→ PROBLEM REQUIREMENTS: Copy every line below where the string "label" is found.

--- MATERIAL PROVIDED Enclosed Below ---

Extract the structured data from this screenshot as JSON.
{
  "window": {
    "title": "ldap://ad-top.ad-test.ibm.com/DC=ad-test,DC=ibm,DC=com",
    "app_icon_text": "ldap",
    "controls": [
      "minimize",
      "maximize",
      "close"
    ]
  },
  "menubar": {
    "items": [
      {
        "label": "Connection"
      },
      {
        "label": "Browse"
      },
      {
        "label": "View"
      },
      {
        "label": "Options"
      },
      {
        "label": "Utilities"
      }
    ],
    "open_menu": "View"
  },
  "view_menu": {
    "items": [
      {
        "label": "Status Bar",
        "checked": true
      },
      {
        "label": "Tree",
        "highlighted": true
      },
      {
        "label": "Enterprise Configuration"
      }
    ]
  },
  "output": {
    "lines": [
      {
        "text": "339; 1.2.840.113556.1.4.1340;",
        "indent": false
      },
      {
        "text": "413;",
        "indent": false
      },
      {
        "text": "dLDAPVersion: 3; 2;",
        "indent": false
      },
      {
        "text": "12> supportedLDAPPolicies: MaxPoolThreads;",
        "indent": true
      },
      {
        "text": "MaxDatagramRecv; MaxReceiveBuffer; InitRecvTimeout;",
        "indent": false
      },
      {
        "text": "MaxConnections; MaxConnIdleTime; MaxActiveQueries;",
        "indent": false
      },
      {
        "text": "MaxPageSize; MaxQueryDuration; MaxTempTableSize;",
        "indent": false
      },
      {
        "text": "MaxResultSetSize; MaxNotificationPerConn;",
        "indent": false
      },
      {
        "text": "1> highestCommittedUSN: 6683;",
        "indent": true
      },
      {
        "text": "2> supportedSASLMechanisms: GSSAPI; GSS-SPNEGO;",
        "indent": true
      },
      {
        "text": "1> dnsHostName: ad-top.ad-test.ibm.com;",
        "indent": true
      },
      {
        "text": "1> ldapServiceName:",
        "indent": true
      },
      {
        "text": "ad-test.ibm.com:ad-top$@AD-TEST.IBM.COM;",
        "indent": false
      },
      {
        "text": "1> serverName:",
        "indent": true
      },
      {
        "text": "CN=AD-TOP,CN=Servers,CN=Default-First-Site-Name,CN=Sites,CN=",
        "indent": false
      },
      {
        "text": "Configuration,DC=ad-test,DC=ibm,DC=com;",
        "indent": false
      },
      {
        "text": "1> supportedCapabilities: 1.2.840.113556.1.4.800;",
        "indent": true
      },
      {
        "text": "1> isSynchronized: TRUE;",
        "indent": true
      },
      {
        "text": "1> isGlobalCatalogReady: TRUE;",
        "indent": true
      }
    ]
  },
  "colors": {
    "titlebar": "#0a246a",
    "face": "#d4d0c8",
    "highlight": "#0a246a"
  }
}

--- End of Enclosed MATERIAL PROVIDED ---

→ EXPECTED ANSWER:
        "label": "Connection"
        "label": "Browse"
        "label": "View"
        "label": "Options"
        "label": "Utilities"
        "label": "Status Bar",
        "label": "Tree",
        "label": "Enterprise Configuration"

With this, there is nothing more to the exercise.